MATERIAL FOR THE TASK -
* * *
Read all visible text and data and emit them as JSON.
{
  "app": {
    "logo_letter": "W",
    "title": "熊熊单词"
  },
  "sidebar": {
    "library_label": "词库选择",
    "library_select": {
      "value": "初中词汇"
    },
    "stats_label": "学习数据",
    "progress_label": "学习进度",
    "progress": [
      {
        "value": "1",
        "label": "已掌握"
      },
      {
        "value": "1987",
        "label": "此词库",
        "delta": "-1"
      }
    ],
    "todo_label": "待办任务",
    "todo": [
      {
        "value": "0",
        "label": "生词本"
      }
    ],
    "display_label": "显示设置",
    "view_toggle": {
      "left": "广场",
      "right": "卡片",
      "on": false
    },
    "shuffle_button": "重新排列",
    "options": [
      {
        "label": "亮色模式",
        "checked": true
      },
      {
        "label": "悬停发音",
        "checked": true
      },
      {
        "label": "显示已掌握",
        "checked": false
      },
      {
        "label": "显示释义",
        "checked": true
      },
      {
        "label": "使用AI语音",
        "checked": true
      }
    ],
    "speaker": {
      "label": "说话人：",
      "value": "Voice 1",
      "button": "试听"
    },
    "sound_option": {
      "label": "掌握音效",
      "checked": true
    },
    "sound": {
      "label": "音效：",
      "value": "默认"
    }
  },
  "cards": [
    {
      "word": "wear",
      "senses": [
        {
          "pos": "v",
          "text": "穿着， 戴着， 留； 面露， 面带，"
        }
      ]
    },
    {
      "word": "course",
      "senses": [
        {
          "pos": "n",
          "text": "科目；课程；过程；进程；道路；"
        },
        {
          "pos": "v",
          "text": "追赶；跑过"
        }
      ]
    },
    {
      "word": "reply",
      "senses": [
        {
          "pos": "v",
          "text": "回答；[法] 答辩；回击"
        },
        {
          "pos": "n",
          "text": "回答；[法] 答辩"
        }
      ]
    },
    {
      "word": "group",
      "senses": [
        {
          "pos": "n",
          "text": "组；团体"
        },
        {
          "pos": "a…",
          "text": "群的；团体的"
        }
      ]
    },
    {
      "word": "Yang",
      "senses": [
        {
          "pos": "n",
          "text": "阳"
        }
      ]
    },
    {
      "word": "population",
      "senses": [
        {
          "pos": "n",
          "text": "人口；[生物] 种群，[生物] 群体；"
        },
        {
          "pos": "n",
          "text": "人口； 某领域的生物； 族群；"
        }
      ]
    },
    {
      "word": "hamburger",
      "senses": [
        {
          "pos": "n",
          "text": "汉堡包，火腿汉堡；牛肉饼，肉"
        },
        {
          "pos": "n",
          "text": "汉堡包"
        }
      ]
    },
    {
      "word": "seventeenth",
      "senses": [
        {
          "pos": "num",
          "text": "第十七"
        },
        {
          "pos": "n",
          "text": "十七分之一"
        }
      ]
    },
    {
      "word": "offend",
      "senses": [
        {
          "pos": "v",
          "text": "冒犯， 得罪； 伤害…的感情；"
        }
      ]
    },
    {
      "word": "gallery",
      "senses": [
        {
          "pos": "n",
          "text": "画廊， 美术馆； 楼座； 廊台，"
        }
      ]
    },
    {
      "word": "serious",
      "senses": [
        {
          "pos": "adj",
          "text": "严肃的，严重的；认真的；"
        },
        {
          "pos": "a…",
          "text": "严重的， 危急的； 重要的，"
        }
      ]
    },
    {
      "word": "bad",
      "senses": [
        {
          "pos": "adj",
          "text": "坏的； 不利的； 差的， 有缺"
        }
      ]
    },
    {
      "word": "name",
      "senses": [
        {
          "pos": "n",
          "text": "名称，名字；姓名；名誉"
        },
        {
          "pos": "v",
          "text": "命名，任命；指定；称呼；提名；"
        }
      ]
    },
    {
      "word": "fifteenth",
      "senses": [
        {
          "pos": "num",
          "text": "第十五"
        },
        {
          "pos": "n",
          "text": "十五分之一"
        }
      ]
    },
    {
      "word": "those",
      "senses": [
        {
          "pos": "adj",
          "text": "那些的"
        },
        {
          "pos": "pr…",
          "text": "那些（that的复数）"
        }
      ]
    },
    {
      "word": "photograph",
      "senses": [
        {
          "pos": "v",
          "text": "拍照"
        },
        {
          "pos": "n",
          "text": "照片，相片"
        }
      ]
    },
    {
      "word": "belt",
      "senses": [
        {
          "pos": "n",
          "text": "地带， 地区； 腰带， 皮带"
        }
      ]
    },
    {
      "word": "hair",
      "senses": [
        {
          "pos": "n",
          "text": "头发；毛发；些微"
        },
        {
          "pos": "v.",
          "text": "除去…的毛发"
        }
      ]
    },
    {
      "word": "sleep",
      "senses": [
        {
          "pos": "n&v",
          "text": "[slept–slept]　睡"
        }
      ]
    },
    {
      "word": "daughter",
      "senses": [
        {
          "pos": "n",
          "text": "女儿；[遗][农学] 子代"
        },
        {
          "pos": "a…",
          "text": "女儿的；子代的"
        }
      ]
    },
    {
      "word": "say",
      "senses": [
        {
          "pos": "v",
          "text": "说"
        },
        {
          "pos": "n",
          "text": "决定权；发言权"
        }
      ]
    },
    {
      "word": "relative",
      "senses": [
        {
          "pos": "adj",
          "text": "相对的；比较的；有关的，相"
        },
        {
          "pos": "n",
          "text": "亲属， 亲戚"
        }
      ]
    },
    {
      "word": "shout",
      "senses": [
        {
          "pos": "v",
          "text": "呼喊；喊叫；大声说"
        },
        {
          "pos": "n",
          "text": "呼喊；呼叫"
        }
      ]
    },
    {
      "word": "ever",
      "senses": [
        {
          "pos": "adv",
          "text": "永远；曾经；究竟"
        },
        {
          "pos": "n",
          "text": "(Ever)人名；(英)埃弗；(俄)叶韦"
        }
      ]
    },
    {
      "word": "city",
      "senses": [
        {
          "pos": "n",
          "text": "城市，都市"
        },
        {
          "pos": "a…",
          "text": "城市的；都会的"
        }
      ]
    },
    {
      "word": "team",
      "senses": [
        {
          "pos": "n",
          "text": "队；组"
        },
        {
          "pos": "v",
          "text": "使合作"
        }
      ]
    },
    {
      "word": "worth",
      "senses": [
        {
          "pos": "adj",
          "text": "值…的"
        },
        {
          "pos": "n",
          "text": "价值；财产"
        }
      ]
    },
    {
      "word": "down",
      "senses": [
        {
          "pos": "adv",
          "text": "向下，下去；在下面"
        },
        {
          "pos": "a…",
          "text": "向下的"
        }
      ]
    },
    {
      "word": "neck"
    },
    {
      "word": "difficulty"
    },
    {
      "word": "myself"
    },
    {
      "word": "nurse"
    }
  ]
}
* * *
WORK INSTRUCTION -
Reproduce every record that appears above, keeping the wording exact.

EXERCISE RESULT -
Read all visible text and data and emit them as JSON.
{
  "app": {
    "logo_letter": "W",
    "title": "熊熊单词"
  },
  "sidebar": {
    "library_label": "词库选择",
    "library_select": {
      "value": "初中词汇"
    },
    "stats_label": "学习数据",
    "progress_label": "学习进度",
    "progress": [
      {
        "value": "1",
        "label": "已掌握"
      },
      {
        "value": "1987",
        "label": "此词库",
        "delta": "-1"
      }
    ],
    "todo_label": "待办任务",
    "todo": [
      {
        "value": "0",
        "label": "生词本"
      }
    ],
    "display_label": "显示设置",
    "view_toggle": {
      "left": "广场",
      "right": "卡片",
      "on": false
    },
    "shuffle_button": "重新排列",
    "options": [
      {
        "label": "亮色模式",
        "checked": true
      },
      {
        "label": "悬停发音",
        "checked": true
      },
      {
        "label": "显示已掌握",
        "checked": false
      },
      {
        "label": "显示释义",
        "checked": true
      },
      {
        "label": "使用AI语音",
        "checked": true
      }
    ],
    "speaker": {
      "label": "说话人：",
      "value": "Voice 1",
      "button": "试听"
    },
    "sound_option": {
      "label": "掌握音效",
      "checked": true
    },
    "sound": {
      "label": "音效：",
      "value": "默认"
    }
  },
  "cards": [
    {
      "word": "wear",
      "senses": [
        {
          "pos": "v",
          "text": "穿着， 戴着， 留； 面露， 面带，"
        }
      ]
    },
    {
      "word": "course",
      "senses": [
        {
          "pos": "n",
          "text": "科目；课程；过程；进程；道路；"
        },
        {
          "pos": "v",
          "text": "追赶；跑过"
        }
      ]
    },
    {
      "word": "reply",
      "senses": [
        {
          "pos": "v",
          "text": "回答；[法] 答辩；回击"
        },
        {
          "pos": "n",
          "text": "回答；[法] 答辩"
        }
      ]
    },
    {
      "word": "group",
      "senses": [
        {
          "pos": "n",
          "text": "组；团体"
        },
        {
          "pos": "a…",
          "text": "群的；团体的"
        }
      ]
    },
    {
      "word": "Yang",
      "senses": [
        {
          "pos": "n",
          "text": "阳"
        }
      ]
    },
    {
      "word": "population",
      "senses": [
        {
          "pos": "n",
          "text": "人口；[生物] 种群，[生物] 群体；"
        },
        {
          "pos": "n",
          "text": "人口； 某领域的生物； 族群；"
        }
      ]
    },
    {
      "word": "hamburger",
      "senses": [
        {
          "pos": "n",
          "text": "汉堡包，火腿汉堡；牛肉饼，肉"
        },
        {
          "pos": "n",
          "text": "汉堡包"
        }
      ]
    },
    {
      "word": "seventeenth",
      "senses": [
        {
          "pos": "num",
          "text": "第十七"
        },
        {
          "pos": "n",
          "text": "十七分之一"
        }
      ]
    },
    {
      "word": "offend",
      "senses": [
        {
          "pos": "v",
          "text": "冒犯， 得罪； 伤害…的感情；"
        }
      ]
    },
    {
      "word": "gallery",
      "senses": [
        {
          "pos": "n",
          "text": "画廊， 美术馆； 楼座； 廊台，"
        }
      ]
    },
    {
      "word": "serious",
      "senses": [
        {
          "pos": "adj",
          "text": "严肃的，严重的；认真的；"
        },
        {
          "pos": "a…",
          "text": "严重的， 危急的； 重要的，"
        }
      ]
    },
    {
      "word": "bad",
      "senses": [
        {
          "pos": "adj",
          "text": "坏的； 不利的； 差的， 有缺"
        }
      ]
    },
    {
      "word": "name",
      "senses": [
        {
          "pos": "n",
          "text": "名称，名字；姓名；名誉"
        },
        {
          "pos": "v",
          "text": "命名，任命；指定；称呼；提名；"
        }
      ]
    },
    {
      "word": "fifteenth",
      "senses": [
        {
          "pos": "num",
          "text": "第十五"
        },
        {
          "pos": "n",
          "text": "十五分之一"
        }
      ]
    },
    {
      "word": "those",
      "senses": [
        {
          "pos": "adj",
          "text": "那些的"
        },
        {
          "pos": "pr…",
          "text": "那些（that的复数）"
        }
      ]
    },
    {
      "word": "photograph",
      "senses": [
        {
          "pos": "v",
          "text": "拍照"
        },
        {
          "pos": "n",
          "text": "照片，相片"
        }
      ]
    },
    {
      "word": "belt",
      "senses": [
        {
          "pos": "n",
          "text": "地带， 地区； 腰带， 皮带"
        }
      ]
    },
    {
      "word": "hair",
      "senses": [
        {
          "pos": "n",
          "text": "头发；毛发；些微"
        },
        {
          "pos": "v.",
          "text": "除去…的毛发"
        }
      ]
    },
    {
      "word": "sleep",
      "senses": [
        {
          "pos": "n&v",
          "text": "[slept–slept]　睡"
        }
      ]
    },
    {
      "word": "daughter",
      "senses": [
        {
          "pos": "n",
          "text": "女儿；[遗][农学] 子代"
        },
        {
          "pos": "a…",
          "text": "女儿的；子代的"
        }
      ]
    },
    {
      "word": "say",
      "senses": [
        {
          "pos": "v",
          "text": "说"
        },
        {
          "pos": "n",
          "text": "决定权；发言权"
        }
      ]
    },
    {
      "word": "relative",
      "senses": [
        {
          "pos": "adj",
          "text": "相对的；比较的；有关的，相"
        },
        {
          "pos": "n",
          "text": "亲属， 亲戚"
        }
      ]
    },
    {
      "word": "shout",
      "senses": [
        {
          "pos": "v",
          "text": "呼喊；喊叫；大声说"
        },
        {
          "pos": "n",
          "text": "呼喊；呼叫"
        }
      ]
    },
    {
      "word": "ever",
      "senses": [
        {
          "pos": "adv",
          "text": "永远；曾经；究竟"
        },
        {
          "pos": "n",
          "text": "(Ever)人名；(英)埃弗；(俄)叶韦"
        }
      ]
    },
    {
      "word": "city",
      "senses": [
        {
          "pos": "n",
          "text": "城市，都市"
        },
        {
          "pos": "a…",
          "text": "城市的；都会的"
        }
      ]
    },
    {
      "word": "team",
      "senses": [
        {
          "pos": "n",
          "text": "队；组"
        },
        {
          "pos": "v",
          "text": "使合作"
        }
      ]
    },
    {
      "word": "worth",
      "senses": [
        {
          "pos": "adj",
          "text": "值…的"
        },
        {
          "pos": "n",
          "text": "价值；财产"
        }
      ]
    },
    {
      "word": "down",
      "senses": [
        {
          "pos": "adv",
          "text": "向下，下去；在下面"
        },
        {
          "pos": "a…",
          "text": "向下的"
        }
      ]
    },
    {
      "word": "neck"
    },
    {
      "word": "difficulty"
    },
    {
      "word": "myself"
    },
    {
      "word": "nurse"
    }
  ]
}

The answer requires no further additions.